*Task directions*
Give the line containing "What data populates" again, exactly, along with all later lines of the entries, through the last one.

Items from an interface collection:
____
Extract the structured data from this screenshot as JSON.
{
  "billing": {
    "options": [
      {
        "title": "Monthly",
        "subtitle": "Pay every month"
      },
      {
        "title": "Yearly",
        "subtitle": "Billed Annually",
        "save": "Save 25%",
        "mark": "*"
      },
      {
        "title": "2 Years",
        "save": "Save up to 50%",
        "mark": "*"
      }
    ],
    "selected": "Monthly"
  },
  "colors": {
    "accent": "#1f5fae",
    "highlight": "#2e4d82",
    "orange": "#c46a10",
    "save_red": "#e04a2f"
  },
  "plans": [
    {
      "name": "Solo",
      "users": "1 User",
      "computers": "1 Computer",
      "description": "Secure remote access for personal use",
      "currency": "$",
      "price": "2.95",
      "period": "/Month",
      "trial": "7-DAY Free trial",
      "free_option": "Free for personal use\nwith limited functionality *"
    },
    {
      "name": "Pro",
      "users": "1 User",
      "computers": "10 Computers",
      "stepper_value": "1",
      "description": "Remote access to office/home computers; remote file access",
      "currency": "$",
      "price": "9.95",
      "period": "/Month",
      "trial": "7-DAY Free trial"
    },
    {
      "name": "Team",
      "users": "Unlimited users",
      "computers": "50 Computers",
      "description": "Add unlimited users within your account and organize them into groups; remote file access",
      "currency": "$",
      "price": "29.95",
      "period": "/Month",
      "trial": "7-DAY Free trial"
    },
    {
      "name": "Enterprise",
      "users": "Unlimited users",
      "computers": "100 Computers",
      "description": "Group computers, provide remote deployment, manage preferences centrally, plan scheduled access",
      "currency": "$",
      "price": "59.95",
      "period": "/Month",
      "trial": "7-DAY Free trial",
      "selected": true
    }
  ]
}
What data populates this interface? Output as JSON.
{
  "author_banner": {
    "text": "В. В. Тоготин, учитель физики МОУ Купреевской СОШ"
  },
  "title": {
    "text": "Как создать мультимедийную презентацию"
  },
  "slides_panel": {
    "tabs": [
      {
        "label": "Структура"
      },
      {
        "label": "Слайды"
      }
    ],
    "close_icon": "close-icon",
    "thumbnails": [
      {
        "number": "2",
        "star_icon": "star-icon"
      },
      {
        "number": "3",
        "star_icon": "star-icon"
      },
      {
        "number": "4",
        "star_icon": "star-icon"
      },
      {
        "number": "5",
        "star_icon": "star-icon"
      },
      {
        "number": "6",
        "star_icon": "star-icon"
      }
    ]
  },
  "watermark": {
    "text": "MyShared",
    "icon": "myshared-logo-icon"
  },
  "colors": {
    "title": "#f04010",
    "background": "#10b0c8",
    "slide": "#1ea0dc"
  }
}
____
*Answer below*
What data populates this interface? Output as JSON.
{
  "author_banner": {
    "text": "В. В. Тоготин, учитель физики МОУ Купреевской СОШ"
  },
  "title": {
    "text": "Как создать мультимедийную презентацию"
  },
  "slides_panel": {
    "tabs": [
      {
        "label": "Структура"
      },
      {
        "label": "Слайды"
      }
    ],
    "close_icon": "close-icon",
    "thumbnails": [
      {
        "number": "2",
        "star_icon": "star-icon"
      },
      {
        "number": "3",
        "star_icon": "star-icon"
      },
      {
        "number": "4",
        "star_icon": "star-icon"
      },
      {
        "number": "5",
        "star_icon": "star-icon"
      },
      {
        "number": "6",
        "star_icon": "star-icon"
      }
    ]
  },
  "watermark": {
    "text": "MyShared",
    "icon": "myshared-logo-icon"
  },
  "colors": {
    "title": "#f04010",
    "background": "#10b0c8",
    "slide": "#1ea0dc"
  }
}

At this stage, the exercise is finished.